    My personal approach to night or lowlight photography is to start with my camera set at iso 100, and my aperture set to f22. Night and low light photography requires very long exposures with your camera set at iso 100. As a rule you should always cover your camera eye viewer with your cupped hand { not touching the camera } or a piece or dark cloth to stop any stray light from getting in to your camera. I keep my sharpness set to almost high with colour saturation set to high, and contrast set to between mid and its highest setting. As for white balance, I would start with it set to “Daylight” and consider changing it down to “Tungsten” if I were photographing in a brightly light town or city after the sky goes dark blue. There are no hard and fast rules for this type of photography. Have some fun and do not be afraid to play around with your camera settings. But you will get your best “Night Time” photographs at dusk, at that time of day when the sky turns dark blue, and there is still enough light to give some detail to the skyline in your photographs. Most people make the mistake of waiting until it gets very dark to start their night time photography. Take note of the sunset time, your best evening light shots will start to happen from 30min to one hour after sunset. Watch the sky when it turns dark blue and you can still see the outline of buildings this is your best light for evening photography. For evening light town photos, when the sky starts to turn dark blue this is the point where you should change your white balance down to “Tungsten” to help counteract that very orange colour cast on your photos. Its also the point where you will have to increase your iso to around 400. In this low light your exposures might be around 30sec at f22,  I would now consider opening the aperture to f16 or changing my camera setting to “B”  and doing some one or two minute exposures rather than increasing the iso any higher than 400.   Once you can no longer see the outline of roofs in your photos your its too dark. The window of opportunity for “night time” photography lasts for only around 30min, so pick your subject carefully and wait for that very dark blue sky. PHOTOGRAPHING FIREWORKS:- Because fireworks events tend to happen in or near towns or cities I would set my white balance to “Tungsten” to compensate for the orange colour cast of town lights. Set “Sharpness”, “Colour Saturation and “Contrast” to full. Turn your auto focus off and set your lens focus point to infinity. Using a tripod, set your camera to “M” aperture to f11, iso to 400 and exposure to 20sec. Remember cover your eye viewer to stop light from getting into your camera and dulling the image. Next find a ground based focal point, dont just point your camera up at the sky. This is a good basic starting point that always works. Back to top of page

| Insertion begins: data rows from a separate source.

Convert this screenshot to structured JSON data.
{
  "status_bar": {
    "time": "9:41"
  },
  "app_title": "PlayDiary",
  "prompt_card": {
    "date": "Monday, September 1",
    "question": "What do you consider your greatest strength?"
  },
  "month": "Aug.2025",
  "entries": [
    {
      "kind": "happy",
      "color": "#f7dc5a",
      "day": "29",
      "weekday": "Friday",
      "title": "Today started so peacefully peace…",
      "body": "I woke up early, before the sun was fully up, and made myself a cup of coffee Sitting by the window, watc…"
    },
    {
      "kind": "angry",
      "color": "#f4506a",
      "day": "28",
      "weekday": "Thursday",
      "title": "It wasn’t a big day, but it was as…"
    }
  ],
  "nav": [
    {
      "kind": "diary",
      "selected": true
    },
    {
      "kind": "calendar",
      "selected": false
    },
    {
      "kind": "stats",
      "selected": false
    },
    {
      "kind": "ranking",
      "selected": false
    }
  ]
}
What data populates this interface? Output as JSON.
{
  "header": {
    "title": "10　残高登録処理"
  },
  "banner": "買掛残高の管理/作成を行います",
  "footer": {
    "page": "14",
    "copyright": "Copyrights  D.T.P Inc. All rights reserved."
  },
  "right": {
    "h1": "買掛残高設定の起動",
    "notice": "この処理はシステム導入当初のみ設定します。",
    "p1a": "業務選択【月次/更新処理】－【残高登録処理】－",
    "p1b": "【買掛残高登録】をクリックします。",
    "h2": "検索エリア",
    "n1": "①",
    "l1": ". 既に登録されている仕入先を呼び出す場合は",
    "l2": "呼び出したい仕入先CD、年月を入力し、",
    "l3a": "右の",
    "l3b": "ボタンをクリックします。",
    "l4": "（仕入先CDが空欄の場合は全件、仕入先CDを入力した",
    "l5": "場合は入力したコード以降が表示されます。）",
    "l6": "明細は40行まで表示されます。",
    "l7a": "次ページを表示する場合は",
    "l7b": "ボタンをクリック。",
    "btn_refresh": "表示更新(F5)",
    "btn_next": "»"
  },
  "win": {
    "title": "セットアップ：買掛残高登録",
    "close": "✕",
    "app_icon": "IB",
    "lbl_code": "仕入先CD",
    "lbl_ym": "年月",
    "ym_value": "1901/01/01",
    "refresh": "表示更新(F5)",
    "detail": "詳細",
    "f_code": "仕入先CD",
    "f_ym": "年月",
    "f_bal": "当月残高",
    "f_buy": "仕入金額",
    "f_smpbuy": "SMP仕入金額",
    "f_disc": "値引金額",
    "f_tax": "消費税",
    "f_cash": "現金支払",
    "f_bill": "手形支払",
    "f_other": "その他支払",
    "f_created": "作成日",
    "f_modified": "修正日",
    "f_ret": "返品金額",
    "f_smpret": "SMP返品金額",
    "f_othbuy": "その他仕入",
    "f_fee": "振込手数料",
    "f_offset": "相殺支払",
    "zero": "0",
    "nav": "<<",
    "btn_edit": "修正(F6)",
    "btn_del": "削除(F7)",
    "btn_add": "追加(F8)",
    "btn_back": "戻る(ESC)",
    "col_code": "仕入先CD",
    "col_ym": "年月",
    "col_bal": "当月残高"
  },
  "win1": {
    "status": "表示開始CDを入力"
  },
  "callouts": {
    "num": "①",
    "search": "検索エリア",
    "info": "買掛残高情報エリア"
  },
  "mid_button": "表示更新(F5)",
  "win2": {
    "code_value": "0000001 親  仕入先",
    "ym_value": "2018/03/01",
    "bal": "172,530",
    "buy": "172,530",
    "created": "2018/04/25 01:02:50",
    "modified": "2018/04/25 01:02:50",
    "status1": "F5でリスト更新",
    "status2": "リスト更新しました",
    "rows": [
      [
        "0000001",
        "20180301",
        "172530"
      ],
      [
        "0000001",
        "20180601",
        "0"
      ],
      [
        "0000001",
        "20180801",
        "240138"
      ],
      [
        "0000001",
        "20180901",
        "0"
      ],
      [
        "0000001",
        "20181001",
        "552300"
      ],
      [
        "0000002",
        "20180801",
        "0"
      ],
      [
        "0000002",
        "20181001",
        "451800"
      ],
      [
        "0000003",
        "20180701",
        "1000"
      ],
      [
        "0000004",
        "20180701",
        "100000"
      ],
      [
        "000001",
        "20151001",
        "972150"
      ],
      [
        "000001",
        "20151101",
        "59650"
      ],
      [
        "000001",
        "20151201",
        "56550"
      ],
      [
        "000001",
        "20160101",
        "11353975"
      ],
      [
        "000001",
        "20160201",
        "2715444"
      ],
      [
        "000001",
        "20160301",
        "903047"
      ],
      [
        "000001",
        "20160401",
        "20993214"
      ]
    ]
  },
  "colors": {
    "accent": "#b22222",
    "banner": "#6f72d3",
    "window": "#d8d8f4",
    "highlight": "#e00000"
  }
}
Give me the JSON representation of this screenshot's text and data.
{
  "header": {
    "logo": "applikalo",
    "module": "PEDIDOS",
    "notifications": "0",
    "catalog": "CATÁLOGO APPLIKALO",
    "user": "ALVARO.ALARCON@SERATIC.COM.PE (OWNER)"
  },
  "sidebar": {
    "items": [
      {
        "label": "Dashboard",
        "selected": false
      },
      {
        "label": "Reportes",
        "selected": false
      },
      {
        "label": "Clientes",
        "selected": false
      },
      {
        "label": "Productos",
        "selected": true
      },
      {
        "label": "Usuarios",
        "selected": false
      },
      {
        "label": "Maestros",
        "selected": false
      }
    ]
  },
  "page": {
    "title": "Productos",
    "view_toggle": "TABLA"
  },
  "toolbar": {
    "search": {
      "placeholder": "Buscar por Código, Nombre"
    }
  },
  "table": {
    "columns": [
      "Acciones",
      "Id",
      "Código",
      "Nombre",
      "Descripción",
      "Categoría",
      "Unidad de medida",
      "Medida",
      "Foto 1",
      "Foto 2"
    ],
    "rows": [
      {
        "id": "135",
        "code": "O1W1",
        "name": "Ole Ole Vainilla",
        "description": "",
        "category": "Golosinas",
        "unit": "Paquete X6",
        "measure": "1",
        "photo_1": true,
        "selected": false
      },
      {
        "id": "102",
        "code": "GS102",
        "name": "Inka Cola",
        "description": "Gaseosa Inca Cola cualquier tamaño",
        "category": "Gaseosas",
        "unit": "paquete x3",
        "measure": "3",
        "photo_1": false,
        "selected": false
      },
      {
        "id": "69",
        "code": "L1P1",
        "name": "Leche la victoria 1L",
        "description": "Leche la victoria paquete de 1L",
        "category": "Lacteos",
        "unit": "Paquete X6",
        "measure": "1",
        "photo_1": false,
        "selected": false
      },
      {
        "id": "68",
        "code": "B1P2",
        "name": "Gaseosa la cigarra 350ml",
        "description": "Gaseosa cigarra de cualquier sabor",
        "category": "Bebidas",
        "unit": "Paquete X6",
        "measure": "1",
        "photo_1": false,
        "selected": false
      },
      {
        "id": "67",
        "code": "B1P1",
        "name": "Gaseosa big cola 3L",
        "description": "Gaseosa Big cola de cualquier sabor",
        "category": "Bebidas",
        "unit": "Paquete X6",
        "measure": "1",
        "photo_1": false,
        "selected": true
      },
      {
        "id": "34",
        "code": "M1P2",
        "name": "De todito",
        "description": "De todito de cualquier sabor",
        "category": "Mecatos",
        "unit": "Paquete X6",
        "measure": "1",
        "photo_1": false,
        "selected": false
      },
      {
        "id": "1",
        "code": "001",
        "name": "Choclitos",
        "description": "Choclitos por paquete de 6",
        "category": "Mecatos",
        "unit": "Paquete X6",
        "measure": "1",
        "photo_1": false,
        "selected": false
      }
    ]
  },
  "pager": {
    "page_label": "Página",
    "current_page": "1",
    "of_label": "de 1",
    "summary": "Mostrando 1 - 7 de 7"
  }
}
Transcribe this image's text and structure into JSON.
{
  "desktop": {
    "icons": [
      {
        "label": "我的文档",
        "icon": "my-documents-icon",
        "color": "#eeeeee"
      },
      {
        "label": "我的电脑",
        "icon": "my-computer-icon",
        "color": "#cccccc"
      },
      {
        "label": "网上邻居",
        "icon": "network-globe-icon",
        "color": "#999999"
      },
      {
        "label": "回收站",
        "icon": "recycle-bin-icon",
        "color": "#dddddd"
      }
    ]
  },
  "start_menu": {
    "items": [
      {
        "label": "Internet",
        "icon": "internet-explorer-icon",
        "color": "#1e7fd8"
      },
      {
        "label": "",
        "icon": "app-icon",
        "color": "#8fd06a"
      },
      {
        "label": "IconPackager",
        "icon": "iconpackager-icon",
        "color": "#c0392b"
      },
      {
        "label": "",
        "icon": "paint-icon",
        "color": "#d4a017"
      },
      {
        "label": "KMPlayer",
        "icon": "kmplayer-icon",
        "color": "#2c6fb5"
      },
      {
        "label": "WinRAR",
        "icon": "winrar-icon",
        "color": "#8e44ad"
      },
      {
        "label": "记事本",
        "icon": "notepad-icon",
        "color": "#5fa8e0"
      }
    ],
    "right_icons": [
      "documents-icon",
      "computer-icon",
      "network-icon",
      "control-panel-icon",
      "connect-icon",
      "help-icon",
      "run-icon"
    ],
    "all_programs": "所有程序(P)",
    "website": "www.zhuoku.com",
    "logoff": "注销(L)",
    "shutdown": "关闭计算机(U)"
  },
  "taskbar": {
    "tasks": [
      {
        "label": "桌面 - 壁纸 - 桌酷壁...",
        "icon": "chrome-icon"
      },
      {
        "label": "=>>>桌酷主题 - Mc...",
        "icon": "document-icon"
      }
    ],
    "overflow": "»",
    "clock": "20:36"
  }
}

    The most important filter that you will ever buy is the protector filter for the front element of your lens, but don’t make the mistake of getting a cheap filter. A good quality polarizing filter will prove very useful, and good ones cost around €80 or more. After that its up to yourself, there are lots of fun filters on the market. Landscape photographers will come to realize that using a good set of glass, Lee neutral density filters will greatly improve their images. But these high quality hand made filters are very expansive, €300 or more for a set. After some time, when photographing in jpeg is no longer giving you the results you want from your camera you will want to move on to shooting in RAW. This is going to open up a whole new field of photography options and extra expense as you will now need a good computer with photo editing software. But by taking care with your camera settings in jpeg you will achieve near enough the same results as photographers who shoot raw. However you will find that having a computer with even basic photo editing software is an essential piece of kit for all digital photography. Always approach photography with a very open mind,observe, question, and don’t be afraid to try out new camera settings. Back to top of page I am willing to answer questions that you might have, just E-Mail me on michael@michaelmcgrathphotography.com or if you would like a PDF copy of my full set of tips, just ask for “Photography Tips”.